A social history of the Scottish handloom weavers 1790-1850
Like any other work of social history, this study must begin by examining the economic background. In outlining the main economic factors affecting this important workforce in the Scottish Industrial Revolution period, it is not only necessary to quantify the numbers who, over time, depended upon the hand loom for a living, but also to relate these aggregate figures to the types of fabric worked, the industrial hierarchy of the industry, and the sex structure of its followers. Other questions to be asked in this context relate to the geographical location and, where relevant, the nationality of the weaving community. Moreover, since the websters were affected by long term movements in economic prosperity and by cyclical fluctuations, some attempt must be made to delineate these exogenous influences, and to explain the causal factors operating in each case. Once the economic background has been established, an assessment of the movement over time of the more measurablefacets of wea vers' living standards is attempted.
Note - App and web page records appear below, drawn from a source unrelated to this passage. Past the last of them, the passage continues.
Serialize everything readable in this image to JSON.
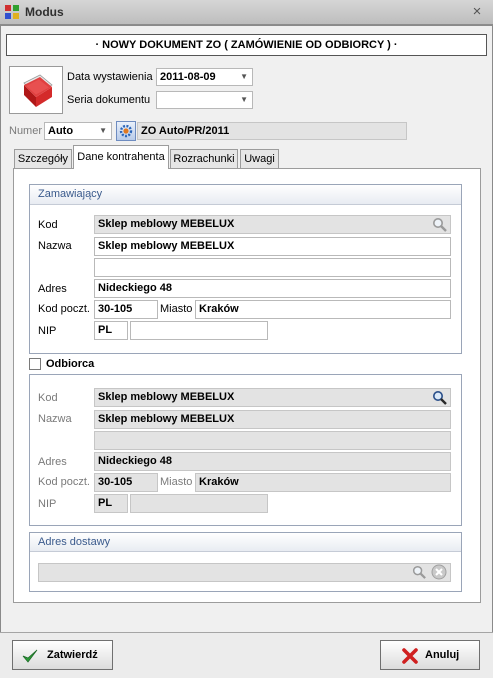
{
  "window": {
    "title": "Modus",
    "close_glyph": "×"
  },
  "header": {
    "text": "· NOWY DOKUMENT ZO ( ZAMÓWIENIE OD ODBIORCY ) ·"
  },
  "doc_fields": {
    "date_label": "Data wystawienia",
    "date_value": "2011-08-09",
    "series_label": "Seria dokumentu",
    "series_value": ""
  },
  "numer": {
    "label": "Numer",
    "mode": "Auto",
    "value": "ZO Auto/PR/2011"
  },
  "tabs": [
    {
      "label": "Szczegóły"
    },
    {
      "label": "Dane kontrahenta"
    },
    {
      "label": "Rozrachunki"
    },
    {
      "label": "Uwagi"
    }
  ],
  "zamawiajacy": {
    "title": "Zamawiający",
    "kod_label": "Kod",
    "kod": "Sklep meblowy MEBELUX",
    "nazwa_label": "Nazwa",
    "nazwa": "Sklep meblowy MEBELUX",
    "nazwa2": "",
    "adres_label": "Adres",
    "adres": "Nideckiego 48",
    "kod_pocz_label": "Kod poczt.",
    "kod_pocz": "30-105",
    "miasto_label": "Miasto",
    "miasto": "Kraków",
    "nip_label": "NIP",
    "nip_prefix": "PL",
    "nip": ""
  },
  "odbiorca": {
    "checkbox_label": "Odbiorca",
    "checked": false,
    "kod_label": "Kod",
    "kod": "Sklep meblowy MEBELUX",
    "nazwa_label": "Nazwa",
    "nazwa": "Sklep meblowy MEBELUX",
    "nazwa2": "",
    "adres_label": "Adres",
    "adres": "Nideckiego 48",
    "kod_pocz_label": "Kod poczt.",
    "kod_pocz": "30-105",
    "miasto_label": "Miasto",
    "miasto": "Kraków",
    "nip_label": "NIP",
    "nip_prefix": "PL",
    "nip": ""
  },
  "adres_dostawy": {
    "title": "Adres dostawy",
    "value": ""
  },
  "buttons": {
    "confirm": "Zatwierdź",
    "cancel": "Anuluj"
  },
  "colors": {
    "group_title": "#3a5a8c",
    "confirm_check": "#2e9b3a",
    "cancel_x": "#d02020"
  }
}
Trends in aggregate family incomes are examined in relation to the movement of food and other prices to establish the course of real wages. Such an exercise reveals clearly that there was a trend increase in poverty among the Scottish handloom weavers. The incidence of poverty is examined critically, making particular use of concepts formulated by the social analysts in the late nineteenth and early twentieth centuries. This is followed by an assessment of the effectiveness of various relief mechanisms in alleviating such destitution and, in addition, several aspects of weavers' everyday lives - working conditions, housing and health are briefly explored. But the quantifiable side of living standards apart, certain qualitative elements in the overall culture of the Scottish weaving community need to be analysed. These include educational, religious, and intellectual activities, leisure-time pursuits, the incidence of crime and vice among the weavers, as well as their performance according to the prevailing contemporary concept of morality. Again, as in the case of more measurable criteria, changes in these cultural aspects over time are emphasised. Since over the period 1790-1850 weavers were subjected to increasing social and economic pressures, their response to such harrassment is interesting. Basically, this took two forms. They attempted to protect their trade by forming trade unions, and they supported the main political movements of the period. In addition to examining in detail their contribution in these directions, it is, finally, worthwhile noting whether there was any degree of overlap between the two responses.